Ontario NDP leader Andrea Horwath admits to a $1.4B hole in her spending plan
'I think the most important thing is that we realized we made a mistake,' says Horwath after error corrected
Ontario New Democratic Party leader Andrea Horwath is admitting to a $1.4 billion error in her campaign's fiscal plan, meaning that if elected, the party would be deeper in the red in its first year than accounted for.
"It was something that we had to fix and we fixed it," Horwath said on her campaign bus Sunday.
At the time, she suggested the numbers had been given the seal of approval by economist and former parliamentary budget officer Kevin Page, who now teaches at the University of Ottawa.
Sunday, Page's office acknowledged the error was outside the scope of his review and confirmed there had indeed been an accounting mistake.
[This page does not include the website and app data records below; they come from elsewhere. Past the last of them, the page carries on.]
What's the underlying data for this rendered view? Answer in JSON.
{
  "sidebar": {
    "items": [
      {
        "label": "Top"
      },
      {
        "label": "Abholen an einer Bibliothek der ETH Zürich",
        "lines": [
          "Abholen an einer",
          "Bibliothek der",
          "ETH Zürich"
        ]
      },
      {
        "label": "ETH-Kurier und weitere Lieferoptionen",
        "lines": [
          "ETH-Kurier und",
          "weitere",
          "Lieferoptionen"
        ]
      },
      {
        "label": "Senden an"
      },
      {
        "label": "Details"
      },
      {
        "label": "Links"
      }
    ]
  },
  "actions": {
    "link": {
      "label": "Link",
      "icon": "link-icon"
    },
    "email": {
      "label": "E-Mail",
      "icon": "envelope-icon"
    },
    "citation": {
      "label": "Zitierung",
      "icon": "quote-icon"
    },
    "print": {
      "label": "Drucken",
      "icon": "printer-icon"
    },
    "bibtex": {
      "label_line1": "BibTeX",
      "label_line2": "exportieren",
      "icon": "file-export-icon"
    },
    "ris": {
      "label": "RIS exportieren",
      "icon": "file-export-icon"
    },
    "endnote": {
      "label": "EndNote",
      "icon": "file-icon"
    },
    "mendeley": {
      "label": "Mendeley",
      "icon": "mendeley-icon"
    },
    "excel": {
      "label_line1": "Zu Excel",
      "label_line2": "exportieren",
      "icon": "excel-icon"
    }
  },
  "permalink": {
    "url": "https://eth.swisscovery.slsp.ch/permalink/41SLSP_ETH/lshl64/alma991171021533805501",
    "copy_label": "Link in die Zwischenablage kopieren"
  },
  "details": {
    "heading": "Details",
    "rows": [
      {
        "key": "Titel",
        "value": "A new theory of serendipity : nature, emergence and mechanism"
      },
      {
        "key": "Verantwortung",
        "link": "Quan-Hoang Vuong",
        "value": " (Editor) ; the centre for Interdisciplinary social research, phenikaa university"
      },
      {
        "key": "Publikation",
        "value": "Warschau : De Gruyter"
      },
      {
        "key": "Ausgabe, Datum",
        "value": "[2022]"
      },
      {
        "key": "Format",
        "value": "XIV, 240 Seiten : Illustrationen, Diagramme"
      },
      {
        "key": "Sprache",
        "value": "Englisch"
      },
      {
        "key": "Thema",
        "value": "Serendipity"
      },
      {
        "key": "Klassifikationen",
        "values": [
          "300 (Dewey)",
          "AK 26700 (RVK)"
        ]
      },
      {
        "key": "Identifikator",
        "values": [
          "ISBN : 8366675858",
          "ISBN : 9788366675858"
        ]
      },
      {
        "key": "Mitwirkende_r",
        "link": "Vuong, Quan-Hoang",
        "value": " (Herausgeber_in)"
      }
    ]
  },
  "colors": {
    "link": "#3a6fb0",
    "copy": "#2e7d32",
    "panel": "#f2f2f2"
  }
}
"I think the most important thing is that we realized we made a mistake and thought it was important to be honest about that and fixed the mistake," Horwath said, adding that the amount was less than one per cent of the party's "bottom line" and won't affect its priorities.
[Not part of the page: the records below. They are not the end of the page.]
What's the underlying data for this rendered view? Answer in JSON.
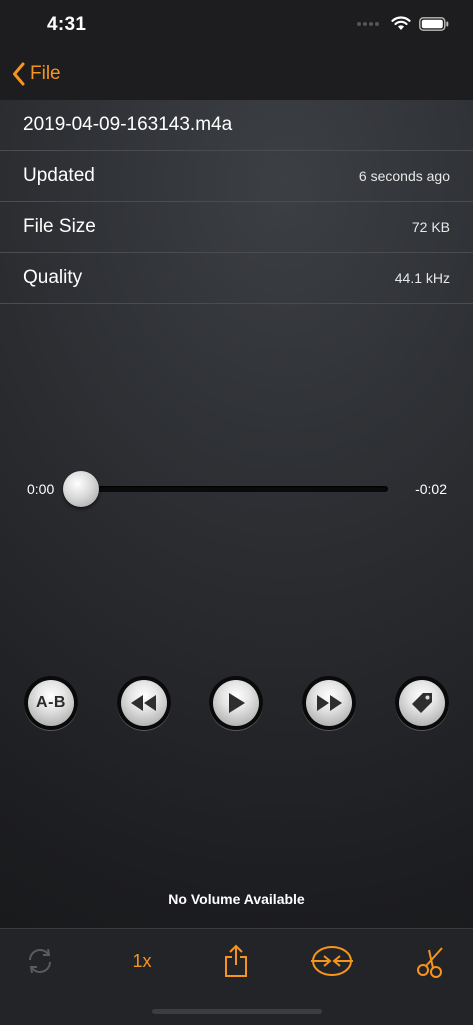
{
  "status": {
    "time": "4:31"
  },
  "nav": {
    "back_label": "File"
  },
  "file": {
    "name": "2019-04-09-163143.m4a",
    "rows": [
      {
        "label": "Updated",
        "value": "6 seconds ago"
      },
      {
        "label": "File Size",
        "value": "72 KB"
      },
      {
        "label": "Quality",
        "value": "44.1 kHz"
      }
    ]
  },
  "player": {
    "elapsed": "0:00",
    "remaining": "-0:02",
    "progress": 0,
    "ab_label": "A-B"
  },
  "volume": {
    "message": "No Volume Available"
  },
  "toolbar": {
    "speed_label": "1x"
  },
  "colors": {
    "accent": "#f7941d",
    "disabled": "#5a5b5e"
  },
  "icons": [
    "repeat-icon",
    "share-icon",
    "merge-icon",
    "scissors-icon",
    "rewind-icon",
    "play-icon",
    "fast-forward-icon",
    "tag-icon"
  ]
}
"The deficit will be a little bigger than expected," she said Sunday, but added they will still be track to reduce deficit spending each year. Balancing the books isn't in the party's five-year plan.
So how does a $700 million misallocation lead to a $1.4 billion hole?
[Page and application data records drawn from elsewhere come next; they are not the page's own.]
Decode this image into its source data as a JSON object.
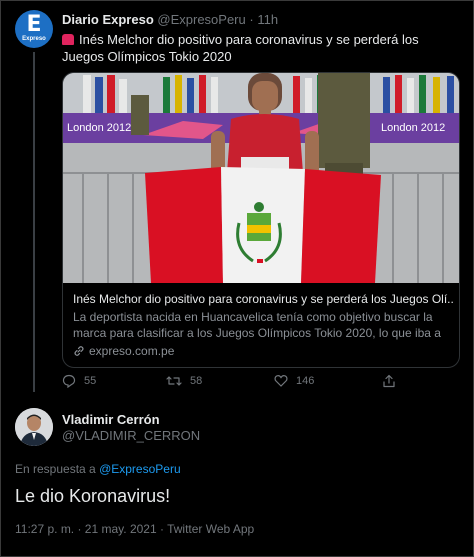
{
  "tweet1": {
    "avatar_letter": "E",
    "avatar_label": "Expreso",
    "name": "Diario Expreso",
    "handle": "@ExpresoPeru",
    "time": "11h",
    "text": "Inés Melchor dio positivo para coronavirus y se perderá los Juegos Olímpicos Tokio 2020",
    "card": {
      "banner_text": "London 2012",
      "title": "Inés Melchor dio positivo para coronavirus y se perderá los Juegos Olí...",
      "description": "La deportista nacida en Huancavelica tenía como objetivo buscar la marca para clasificar a los Juegos Olímpicos Tokio 2020, lo que iba a se...",
      "link": "expreso.com.pe"
    },
    "actions": {
      "replies": "55",
      "retweets": "58",
      "likes": "146"
    }
  },
  "tweet2": {
    "name": "Vladimir Cerrón",
    "handle": "@VLADIMIR_CERRON",
    "reply_prefix": "En respuesta a",
    "reply_to": "@ExpresoPeru",
    "text": "Le dio Koronavirus!",
    "meta": "11:27 p. m. · 21 may. 2021 · Twitter Web App"
  },
  "colors": {
    "background": "#000000",
    "link": "#1d9bf0",
    "muted": "#71767b",
    "flag_red": "#d91023",
    "expreso_blue": "#1d6fc4"
  }
}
Why should $700M NDP reserve fund error mean $1.4B bigger deficit? <br>1: Reserve fund should never be considered revenue, b/c it isn't new money<br>2: Reserve fund should always automatically be added to deficit as money you spent, EVEN IF YOU DON'T END UP SPENDING IT. <a href="https://twitter.com/hashtag/onpoli?src=hash&ref_src=twsrc%5Etfw">#onpoli</a> <a href="https://twitter.com/hashtag/onelxn?src=hash&ref_src=twsrc%5Etfw">#onelxn</a>—@chrisgloverCBC
In a statement Sunday, the Ontario Liberals said the gaffe calls into question the NDP's readiness to manage the books and makes its plan "increasingly unrealistic."
Asked by CBC reporter Chris Glover if the error will affect the public's confidence in the party, Horwath responded:
"I think that's what people expect. People want to have the kind of leadership that isn't afraid to be honest about making a mistake like this," she said.
"I'm very confident that everything we've talked to Ontarians about in terms of making life better on healthcare and seniors care and for young people and our plans to get hydro plans down — all of things will remain the same."
With files from Chris Glover